What you return must match the records exactly, line for line.

Collection entries:
+ + + +

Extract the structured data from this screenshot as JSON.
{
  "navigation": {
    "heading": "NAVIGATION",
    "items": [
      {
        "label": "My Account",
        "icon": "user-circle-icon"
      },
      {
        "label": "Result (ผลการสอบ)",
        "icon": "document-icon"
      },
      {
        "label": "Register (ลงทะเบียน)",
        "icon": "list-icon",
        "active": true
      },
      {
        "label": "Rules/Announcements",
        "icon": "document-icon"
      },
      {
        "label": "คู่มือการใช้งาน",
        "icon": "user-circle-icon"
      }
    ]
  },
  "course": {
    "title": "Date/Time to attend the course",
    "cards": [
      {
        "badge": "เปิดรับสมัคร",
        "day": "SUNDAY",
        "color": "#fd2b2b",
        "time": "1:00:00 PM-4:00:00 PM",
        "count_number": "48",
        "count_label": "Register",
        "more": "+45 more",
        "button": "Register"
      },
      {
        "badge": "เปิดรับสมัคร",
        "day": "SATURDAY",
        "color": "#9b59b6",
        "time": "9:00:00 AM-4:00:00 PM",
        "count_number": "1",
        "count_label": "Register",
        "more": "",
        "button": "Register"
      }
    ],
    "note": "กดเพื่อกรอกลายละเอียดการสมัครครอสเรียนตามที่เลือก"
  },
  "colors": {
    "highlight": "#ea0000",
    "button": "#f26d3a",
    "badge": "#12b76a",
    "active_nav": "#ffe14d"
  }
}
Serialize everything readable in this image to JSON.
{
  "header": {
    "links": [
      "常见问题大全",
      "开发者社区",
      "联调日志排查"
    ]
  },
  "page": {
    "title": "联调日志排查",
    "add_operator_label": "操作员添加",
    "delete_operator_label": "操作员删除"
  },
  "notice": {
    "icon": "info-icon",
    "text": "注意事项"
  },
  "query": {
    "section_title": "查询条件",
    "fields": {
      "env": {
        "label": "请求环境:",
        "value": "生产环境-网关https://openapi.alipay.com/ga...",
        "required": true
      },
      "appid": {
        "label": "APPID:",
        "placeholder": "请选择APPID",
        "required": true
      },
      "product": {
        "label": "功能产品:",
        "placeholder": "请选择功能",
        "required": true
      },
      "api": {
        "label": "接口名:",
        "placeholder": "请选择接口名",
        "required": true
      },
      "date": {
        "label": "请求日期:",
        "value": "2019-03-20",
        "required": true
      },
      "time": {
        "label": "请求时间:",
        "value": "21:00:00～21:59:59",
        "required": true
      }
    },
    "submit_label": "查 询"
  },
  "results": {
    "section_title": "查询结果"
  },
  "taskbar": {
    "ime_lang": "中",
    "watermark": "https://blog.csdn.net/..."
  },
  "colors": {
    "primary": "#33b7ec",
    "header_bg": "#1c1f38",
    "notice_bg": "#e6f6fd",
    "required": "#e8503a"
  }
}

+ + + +

### Answer box
Extract the structured data from this screenshot as JSON.
{
  "navigation": {
    "heading": "NAVIGATION",
    "items": [
      {
        "label": "My Account",
        "icon": "user-circle-icon"
      },
      {
        "label": "Result (ผลการสอบ)",
        "icon": "document-icon"
      },
      {
        "label": "Register (ลงทะเบียน)",
        "icon": "list-icon",
        "active": true
      },
      {
        "label": "Rules/Announcements",
        "icon": "document-icon"
      },
      {
        "label": "คู่มือการใช้งาน",
        "icon": "user-circle-icon"
      }
    ]
  },
  "course": {
    "title": "Date/Time to attend the course",
    "cards": [
      {
        "badge": "เปิดรับสมัคร",
        "day": "SUNDAY",
        "color": "#fd2b2b",
        "time": "1:00:00 PM-4:00:00 PM",
        "count_number": "48",
        "count_label": "Register",
        "more": "+45 more",
        "button": "Register"
      },
      {
        "badge": "เปิดรับสมัคร",
        "day": "SATURDAY",
        "color": "#9b59b6",
        "time": "9:00:00 AM-4:00:00 PM",
        "count_number": "1",
        "count_label": "Register",
        "more": "",
        "button": "Register"
      }
    ],
    "note": "กดเพื่อกรอกลายละเอียดการสมัครครอสเรียนตามที่เลือก"
  },
  "colors": {
    "highlight": "#ea0000",
    "button": "#f26d3a",
    "badge": "#12b76a",
    "active_nav": "#ffe14d"
  }
}
Serialize everything readable in this image to JSON.
{
  "header": {
    "links": [
      "常见问题大全",
      "开发者社区",
      "联调日志排查"
    ]
  },
  "page": {
    "title": "联调日志排查",
    "add_operator_label": "操作员添加",
    "delete_operator_label": "操作员删除"
  },
  "notice": {
    "icon": "info-icon",
    "text": "注意事项"
  },
  "query": {
    "section_title": "查询条件",
    "fields": {
      "env": {
        "label": "请求环境:",
        "value": "生产环境-网关https://openapi.alipay.com/ga...",
        "required": true
      },
      "appid": {
        "label": "APPID:",
        "placeholder": "请选择APPID",
        "required": true
      },
      "product": {
        "label": "功能产品:",
        "placeholder": "请选择功能",
        "required": true
      },
      "api": {
        "label": "接口名:",
        "placeholder": "请选择接口名",
        "required": true
      },
      "date": {
        "label": "请求日期:",
        "value": "2019-03-20",
        "required": true
      },
      "time": {
        "label": "请求时间:",
        "value": "21:00:00～21:59:59",
        "required": true
      }
    },
    "submit_label": "查 询"
  },
  "results": {
    "section_title": "查询结果"
  },
  "taskbar": {
    "ime_lang": "中",
    "watermark": "https://blog.csdn.net/..."
  },
  "colors": {
    "primary": "#33b7ec",
    "header_bg": "#1c1f38",
    "notice_bg": "#e6f6fd",
    "required": "#e8503a"
  }
}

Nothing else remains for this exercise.